Will Requirements & Purpose

In California, the requirements of a will are quite simple.  Its purpose is, simply put, to identify the persons or entities that will receive your property when you pass away.

To create a valid will, you must (1) be at least 18 years old, (2) be of sound mind (be able to reason and make sound decisions), and (3) properly sign the document.

The creator of the will is called the “testator”.  The will can be signed by the testator, or another person if s/he is personally present with the testator and is instructed to sign the testator’s name.  It can also be signed by a conservator if a court order is first obtained.

The will must also be properly witnessed.  This means that two people must acknowledge that they saw the testator sign the will (or that the testator acknowledged that they have already signed), and that they are witnessing the will.  Additionally, they must sign in the presence of the testator, and they must state that they believe the testator is of sound mind.

A will can also be valid if all material terms are written in the testator’s own handwriting and signed by the testator.  This is known as a “holographic” will.  It can create problems when not done properly, but these types of wills are recognized by the California courts.

Your will must nominate an executor – someone who will have the responsibility to marshall your assets, pay all bills, and distribute your property as your will instructed.  If you did not nominate such a person, then the court will appoint someone.

As stated, the primary purpose of a will is to identify how your property will be distributed when you die.  But there are other uses as well.  Your will can nominate a person to be responsible for the care of your minor children.  Of course, this is only your nomination.  A formal guardianship proceeding would be required, and the person(s) you nominate would have to accept the responsibility.  But your nomination would carry great weight with the court when appointing such a person.

The assets of your estate that can be distributed by you may not include all property that you have an interest in.  For example, assets that are held in “joint tenancy” carry the “right of survivorship”.  This means that the other joint tenant, who survives you, will automatically receive your one-half interest – regardless of whether your will states otherwise. 

Such joint tenancy interests can include, for example, a house or bank accounts.  If your home is owned by you and your spouse as joint tenants, then you spouse automatically receives full title upon your passing.  If one of your bank accounts is owned jointly by you and your brother, then your brother automatically receives the entire account balance upon your death.

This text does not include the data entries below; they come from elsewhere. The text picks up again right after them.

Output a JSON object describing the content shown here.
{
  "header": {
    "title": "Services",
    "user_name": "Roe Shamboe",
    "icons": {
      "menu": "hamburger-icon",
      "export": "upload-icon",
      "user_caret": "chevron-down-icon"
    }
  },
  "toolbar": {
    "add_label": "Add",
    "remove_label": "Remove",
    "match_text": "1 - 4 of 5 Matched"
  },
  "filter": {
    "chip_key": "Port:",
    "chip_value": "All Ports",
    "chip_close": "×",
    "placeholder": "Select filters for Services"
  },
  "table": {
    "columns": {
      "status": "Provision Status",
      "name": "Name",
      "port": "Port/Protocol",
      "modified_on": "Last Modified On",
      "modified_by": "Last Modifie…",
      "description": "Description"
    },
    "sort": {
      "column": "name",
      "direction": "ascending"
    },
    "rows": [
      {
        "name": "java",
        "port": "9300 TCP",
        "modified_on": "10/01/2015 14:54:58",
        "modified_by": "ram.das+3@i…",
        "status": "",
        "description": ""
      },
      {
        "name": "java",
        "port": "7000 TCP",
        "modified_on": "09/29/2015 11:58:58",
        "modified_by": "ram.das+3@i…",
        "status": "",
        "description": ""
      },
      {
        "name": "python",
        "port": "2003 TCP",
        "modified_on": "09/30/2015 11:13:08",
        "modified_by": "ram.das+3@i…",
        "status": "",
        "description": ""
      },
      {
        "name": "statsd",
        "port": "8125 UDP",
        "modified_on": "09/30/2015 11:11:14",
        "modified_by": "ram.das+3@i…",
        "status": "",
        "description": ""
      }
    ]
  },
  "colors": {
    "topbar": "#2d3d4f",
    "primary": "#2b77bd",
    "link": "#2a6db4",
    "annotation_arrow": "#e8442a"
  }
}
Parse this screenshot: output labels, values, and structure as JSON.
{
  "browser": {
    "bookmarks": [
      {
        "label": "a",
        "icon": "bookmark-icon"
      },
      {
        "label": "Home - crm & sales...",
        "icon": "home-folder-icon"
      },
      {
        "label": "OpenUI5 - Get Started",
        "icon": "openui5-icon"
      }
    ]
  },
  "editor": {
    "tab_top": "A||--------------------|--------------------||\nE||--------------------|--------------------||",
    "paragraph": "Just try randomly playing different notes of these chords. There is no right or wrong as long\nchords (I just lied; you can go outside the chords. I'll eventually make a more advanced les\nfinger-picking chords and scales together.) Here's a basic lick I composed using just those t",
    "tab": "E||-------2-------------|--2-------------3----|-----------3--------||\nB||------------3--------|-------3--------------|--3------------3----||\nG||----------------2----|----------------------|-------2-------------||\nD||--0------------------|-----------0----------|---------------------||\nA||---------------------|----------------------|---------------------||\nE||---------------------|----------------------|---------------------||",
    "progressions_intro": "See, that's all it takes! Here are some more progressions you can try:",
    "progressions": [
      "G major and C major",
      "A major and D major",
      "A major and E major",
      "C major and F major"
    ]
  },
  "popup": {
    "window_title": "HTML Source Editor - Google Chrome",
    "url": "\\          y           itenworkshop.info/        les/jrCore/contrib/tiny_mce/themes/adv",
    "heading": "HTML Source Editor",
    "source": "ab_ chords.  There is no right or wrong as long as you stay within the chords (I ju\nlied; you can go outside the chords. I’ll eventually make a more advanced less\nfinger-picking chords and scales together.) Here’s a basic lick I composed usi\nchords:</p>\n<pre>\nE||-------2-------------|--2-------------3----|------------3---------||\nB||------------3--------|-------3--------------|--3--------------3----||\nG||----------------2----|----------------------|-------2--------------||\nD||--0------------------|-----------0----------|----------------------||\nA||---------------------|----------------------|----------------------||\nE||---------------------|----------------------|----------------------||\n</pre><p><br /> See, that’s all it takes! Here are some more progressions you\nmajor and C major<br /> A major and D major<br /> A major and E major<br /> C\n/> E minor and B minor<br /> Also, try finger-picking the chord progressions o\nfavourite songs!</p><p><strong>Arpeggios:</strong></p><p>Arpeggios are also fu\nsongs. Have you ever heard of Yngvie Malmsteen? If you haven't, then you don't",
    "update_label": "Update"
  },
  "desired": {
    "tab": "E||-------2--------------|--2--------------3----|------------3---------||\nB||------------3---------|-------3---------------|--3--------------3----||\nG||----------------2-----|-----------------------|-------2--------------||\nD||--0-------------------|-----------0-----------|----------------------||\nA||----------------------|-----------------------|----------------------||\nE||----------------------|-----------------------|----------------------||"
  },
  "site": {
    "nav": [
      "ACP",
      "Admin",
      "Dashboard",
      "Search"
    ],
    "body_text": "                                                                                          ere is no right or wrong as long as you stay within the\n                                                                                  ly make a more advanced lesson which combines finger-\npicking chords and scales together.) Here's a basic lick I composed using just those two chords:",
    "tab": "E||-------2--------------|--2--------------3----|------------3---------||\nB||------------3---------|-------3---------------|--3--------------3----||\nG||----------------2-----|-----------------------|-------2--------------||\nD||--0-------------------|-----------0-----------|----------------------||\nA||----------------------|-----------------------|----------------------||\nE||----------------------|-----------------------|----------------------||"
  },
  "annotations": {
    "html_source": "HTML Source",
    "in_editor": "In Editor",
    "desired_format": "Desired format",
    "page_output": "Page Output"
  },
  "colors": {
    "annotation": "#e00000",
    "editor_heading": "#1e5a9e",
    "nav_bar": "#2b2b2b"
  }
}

Likewise, a life insurance policy will pay the death benefit to the named beneficiary – regardless of whether your will states otherwise.  The same is true of IRAs or other accounts in which you have named a beneficiary.

Moreover, assets that are owned by your revocable (living) trust will be distributed according to the terms of that trust, and not by the terms of your will.

Remember:  If you own real property (separately) and have only a will, then your estate must go through the “probate process”.  Even though your will may name, for example, your son as your beneficiary, the legal title to the deed still has your name on it.  No one has the authority to transfer title to your son, except the court. 

Nearly every person would benefit by at least having a will prepared as a part of their estate plan.  This simple document will leave your last instructions and will serve to carry out your testamentary wishes.